The first choice at Yogurt Loft is probably the hardest. As a self-serve dessert stop, the store invites patrons to peruse its current selection of probiotic-rich yogurts, which might include crowd favorites such as dark chocolate, nonfat cheesecake, and strawberry with real chunks of fruit. Once customers decide on a yogurt flavor, they can visit the toppings station and load their frosty treat with candies, fruits, and other sweets to create a truly personalized sundae.
When Mike Busley walked into Julian Pie Company, he found something unexpected—a sense of purpose. Returning with a dream of opening his own café with his wife, Denise, Mike convinced Julian’s owner to show them how to make pie so flavorful that it could alter a person’s life, just as it had theirs. The couple found themselves armed with newfound know-how, leading them to quit their careers in defense and medical sales, have a tough but healthy breakup talk with San Diego, and venture to Michigan to open Grand Traverse Pie Company.

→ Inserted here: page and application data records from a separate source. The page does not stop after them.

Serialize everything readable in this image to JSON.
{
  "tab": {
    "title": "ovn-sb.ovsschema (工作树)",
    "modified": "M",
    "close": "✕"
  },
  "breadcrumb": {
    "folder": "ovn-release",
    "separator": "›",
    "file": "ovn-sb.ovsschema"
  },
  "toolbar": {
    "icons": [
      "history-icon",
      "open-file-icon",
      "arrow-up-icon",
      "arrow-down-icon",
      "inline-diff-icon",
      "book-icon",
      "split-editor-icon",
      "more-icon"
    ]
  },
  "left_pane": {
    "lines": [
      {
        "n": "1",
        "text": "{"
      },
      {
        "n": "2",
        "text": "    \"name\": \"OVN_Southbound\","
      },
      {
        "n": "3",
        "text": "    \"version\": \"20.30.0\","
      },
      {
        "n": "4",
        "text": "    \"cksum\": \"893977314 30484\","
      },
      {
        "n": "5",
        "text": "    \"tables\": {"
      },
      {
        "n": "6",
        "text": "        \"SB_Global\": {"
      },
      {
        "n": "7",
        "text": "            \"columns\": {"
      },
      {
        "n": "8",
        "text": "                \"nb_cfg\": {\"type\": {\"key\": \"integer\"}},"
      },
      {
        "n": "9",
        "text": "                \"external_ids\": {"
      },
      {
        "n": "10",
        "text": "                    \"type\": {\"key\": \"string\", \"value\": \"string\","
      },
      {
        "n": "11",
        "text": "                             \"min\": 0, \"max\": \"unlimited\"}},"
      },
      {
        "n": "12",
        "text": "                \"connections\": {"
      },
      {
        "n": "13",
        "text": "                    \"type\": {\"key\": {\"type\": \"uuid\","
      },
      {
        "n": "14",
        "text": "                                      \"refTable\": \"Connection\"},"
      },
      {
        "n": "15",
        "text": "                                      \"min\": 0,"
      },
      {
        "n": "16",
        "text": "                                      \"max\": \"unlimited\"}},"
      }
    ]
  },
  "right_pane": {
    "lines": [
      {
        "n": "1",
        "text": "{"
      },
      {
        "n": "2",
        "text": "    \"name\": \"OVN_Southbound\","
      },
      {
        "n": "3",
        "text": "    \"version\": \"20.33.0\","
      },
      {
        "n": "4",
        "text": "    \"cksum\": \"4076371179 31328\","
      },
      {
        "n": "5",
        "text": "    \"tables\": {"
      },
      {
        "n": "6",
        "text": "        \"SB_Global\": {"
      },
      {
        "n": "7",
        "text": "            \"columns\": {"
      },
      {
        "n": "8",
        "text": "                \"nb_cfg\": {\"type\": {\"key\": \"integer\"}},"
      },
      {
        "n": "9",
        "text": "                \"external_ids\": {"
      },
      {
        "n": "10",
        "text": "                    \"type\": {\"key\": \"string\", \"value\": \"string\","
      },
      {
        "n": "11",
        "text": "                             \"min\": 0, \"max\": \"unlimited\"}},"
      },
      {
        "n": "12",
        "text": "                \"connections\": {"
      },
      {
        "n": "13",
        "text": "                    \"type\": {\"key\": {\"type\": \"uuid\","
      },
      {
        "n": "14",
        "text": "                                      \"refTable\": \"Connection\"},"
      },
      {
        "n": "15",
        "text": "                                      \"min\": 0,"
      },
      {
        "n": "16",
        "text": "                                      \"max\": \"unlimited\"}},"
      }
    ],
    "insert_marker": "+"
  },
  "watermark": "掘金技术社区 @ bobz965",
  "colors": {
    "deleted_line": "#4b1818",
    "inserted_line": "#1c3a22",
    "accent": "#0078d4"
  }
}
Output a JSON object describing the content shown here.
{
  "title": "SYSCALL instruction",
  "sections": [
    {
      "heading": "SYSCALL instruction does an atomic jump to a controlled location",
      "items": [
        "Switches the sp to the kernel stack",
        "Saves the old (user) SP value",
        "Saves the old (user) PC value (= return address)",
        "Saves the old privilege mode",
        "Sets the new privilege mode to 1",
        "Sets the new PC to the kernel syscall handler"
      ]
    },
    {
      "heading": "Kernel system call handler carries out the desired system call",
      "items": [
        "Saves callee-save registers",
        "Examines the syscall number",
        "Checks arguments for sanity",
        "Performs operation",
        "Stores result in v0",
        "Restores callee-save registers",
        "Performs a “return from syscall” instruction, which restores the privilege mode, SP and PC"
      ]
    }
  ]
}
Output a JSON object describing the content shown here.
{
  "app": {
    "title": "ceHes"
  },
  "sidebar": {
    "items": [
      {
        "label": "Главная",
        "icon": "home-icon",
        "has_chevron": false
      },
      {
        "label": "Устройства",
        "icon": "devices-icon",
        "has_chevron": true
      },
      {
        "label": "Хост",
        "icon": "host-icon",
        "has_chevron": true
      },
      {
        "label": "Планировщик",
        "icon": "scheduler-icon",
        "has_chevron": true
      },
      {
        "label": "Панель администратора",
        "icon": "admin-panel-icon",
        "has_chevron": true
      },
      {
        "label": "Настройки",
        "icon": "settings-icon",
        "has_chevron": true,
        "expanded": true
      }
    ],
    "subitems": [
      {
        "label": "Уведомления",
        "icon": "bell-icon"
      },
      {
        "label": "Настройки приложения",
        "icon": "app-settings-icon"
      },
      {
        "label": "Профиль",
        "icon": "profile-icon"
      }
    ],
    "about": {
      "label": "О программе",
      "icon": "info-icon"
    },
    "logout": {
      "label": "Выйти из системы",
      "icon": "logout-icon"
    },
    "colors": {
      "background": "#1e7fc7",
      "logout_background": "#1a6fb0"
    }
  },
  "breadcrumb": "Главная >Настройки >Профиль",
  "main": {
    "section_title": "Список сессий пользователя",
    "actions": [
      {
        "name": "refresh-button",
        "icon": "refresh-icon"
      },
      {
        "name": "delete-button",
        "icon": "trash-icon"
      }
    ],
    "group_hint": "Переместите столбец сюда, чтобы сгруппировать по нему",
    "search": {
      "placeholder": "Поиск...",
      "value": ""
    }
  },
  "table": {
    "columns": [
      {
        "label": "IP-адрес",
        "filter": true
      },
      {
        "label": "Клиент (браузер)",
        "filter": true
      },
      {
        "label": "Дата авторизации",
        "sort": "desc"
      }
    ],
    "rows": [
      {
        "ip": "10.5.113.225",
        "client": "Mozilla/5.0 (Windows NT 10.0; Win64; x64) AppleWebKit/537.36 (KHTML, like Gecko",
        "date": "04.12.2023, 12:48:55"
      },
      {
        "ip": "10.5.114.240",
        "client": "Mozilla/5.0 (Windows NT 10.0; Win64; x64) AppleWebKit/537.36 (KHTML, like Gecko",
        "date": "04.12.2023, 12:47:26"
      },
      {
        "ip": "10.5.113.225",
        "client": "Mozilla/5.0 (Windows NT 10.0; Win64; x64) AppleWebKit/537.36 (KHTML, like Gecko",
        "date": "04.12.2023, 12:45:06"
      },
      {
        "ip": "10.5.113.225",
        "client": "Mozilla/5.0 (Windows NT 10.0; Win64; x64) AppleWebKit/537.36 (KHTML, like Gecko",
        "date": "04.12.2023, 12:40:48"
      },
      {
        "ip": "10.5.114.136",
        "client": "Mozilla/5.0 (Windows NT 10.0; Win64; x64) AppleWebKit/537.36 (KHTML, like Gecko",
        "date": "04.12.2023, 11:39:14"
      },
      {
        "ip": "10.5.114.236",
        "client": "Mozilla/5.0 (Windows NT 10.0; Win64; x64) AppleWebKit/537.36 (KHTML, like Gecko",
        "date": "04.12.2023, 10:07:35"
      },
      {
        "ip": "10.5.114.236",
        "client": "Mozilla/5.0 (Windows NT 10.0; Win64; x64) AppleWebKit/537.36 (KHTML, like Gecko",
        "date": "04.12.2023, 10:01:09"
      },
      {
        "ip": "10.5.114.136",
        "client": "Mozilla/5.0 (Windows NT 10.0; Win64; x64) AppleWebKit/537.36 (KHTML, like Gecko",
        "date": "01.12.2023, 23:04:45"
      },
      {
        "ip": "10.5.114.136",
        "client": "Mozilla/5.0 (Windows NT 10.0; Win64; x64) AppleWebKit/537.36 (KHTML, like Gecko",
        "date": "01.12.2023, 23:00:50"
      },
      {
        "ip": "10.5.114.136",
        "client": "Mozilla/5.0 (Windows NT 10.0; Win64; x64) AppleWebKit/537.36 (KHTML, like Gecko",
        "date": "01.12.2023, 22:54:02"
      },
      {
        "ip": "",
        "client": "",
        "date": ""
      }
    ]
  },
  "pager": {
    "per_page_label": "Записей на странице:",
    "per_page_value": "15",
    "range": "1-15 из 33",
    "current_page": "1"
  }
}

Though now a franchise throughout Michigan and Indiana, Mike and Denise continue to run the original shop, and each location adheres to their vision of favoring ingredients from Michigan growers. Each day, chefs bake more than 25 flavors of pie, which have received attention from publications such as O, The Oprah Magazine. They also prepare an extensive selection of comfort fare for breakfast, second breakfast, lunch, and dinner.